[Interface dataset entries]
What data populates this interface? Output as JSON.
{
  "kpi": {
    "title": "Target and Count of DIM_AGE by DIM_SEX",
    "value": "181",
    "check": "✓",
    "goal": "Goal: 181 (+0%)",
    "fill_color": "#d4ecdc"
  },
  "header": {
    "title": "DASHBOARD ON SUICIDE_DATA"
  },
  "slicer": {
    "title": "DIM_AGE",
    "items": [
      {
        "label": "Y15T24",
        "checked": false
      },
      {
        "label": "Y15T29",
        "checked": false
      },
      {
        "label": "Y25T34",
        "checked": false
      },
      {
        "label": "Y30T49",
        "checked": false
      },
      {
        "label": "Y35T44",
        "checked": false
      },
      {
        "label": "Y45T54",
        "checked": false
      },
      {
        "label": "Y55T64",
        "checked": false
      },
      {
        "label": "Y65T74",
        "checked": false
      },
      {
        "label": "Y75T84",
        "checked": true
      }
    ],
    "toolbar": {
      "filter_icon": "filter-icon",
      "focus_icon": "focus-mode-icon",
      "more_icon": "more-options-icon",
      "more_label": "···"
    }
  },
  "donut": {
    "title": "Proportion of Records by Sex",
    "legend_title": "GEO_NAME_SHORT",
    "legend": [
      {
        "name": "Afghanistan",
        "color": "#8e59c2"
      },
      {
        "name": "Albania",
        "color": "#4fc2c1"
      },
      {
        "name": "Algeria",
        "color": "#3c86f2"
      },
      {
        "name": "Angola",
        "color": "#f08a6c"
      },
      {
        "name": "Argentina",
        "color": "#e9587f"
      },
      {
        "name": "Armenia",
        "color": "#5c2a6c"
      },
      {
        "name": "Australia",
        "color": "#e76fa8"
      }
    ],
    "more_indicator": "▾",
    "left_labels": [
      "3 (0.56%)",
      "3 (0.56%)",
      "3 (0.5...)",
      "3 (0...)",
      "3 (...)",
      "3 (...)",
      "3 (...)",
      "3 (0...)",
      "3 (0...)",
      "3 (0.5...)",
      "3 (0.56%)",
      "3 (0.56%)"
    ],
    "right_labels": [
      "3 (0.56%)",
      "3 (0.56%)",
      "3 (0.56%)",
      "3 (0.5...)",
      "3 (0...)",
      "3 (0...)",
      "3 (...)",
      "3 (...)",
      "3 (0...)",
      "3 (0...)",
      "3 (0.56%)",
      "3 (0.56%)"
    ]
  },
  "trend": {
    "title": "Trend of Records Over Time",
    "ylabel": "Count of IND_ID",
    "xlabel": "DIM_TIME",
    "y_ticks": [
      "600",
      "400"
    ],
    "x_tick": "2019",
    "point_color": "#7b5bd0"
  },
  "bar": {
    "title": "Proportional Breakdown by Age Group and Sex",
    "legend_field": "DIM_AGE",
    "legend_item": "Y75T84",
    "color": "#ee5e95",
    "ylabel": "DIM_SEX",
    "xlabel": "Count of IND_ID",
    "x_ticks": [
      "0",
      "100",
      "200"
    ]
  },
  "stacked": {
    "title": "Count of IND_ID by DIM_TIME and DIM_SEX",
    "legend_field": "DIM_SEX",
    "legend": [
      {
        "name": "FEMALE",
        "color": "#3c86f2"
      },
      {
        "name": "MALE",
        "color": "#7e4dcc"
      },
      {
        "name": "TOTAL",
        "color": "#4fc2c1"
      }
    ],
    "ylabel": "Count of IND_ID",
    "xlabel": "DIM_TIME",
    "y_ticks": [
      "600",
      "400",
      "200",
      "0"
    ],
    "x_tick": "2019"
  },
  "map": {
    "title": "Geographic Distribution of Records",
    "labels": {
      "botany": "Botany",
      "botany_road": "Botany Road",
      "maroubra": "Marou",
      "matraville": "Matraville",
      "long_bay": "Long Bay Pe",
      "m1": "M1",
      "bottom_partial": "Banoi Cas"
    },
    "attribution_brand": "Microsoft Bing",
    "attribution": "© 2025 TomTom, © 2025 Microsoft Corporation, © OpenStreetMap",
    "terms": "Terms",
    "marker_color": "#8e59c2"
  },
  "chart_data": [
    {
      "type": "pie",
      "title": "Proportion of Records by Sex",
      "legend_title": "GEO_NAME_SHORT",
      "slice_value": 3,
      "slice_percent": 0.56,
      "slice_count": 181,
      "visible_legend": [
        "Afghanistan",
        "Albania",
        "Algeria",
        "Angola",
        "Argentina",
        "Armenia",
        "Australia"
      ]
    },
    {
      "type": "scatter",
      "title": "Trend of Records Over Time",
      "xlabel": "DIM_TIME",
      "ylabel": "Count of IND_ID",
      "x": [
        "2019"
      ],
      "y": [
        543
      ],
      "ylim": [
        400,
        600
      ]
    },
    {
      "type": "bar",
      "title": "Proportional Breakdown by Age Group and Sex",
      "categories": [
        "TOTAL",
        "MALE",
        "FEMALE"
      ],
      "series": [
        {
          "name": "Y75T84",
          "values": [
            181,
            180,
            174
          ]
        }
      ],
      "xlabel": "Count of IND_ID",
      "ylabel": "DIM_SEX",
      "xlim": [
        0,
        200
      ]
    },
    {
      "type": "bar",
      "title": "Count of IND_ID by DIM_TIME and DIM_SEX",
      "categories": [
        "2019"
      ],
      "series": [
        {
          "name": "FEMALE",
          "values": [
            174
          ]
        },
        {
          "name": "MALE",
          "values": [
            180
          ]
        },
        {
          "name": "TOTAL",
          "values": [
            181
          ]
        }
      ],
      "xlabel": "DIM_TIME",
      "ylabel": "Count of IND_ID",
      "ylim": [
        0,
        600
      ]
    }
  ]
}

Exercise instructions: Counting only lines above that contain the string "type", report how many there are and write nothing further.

Result for this exercise: 4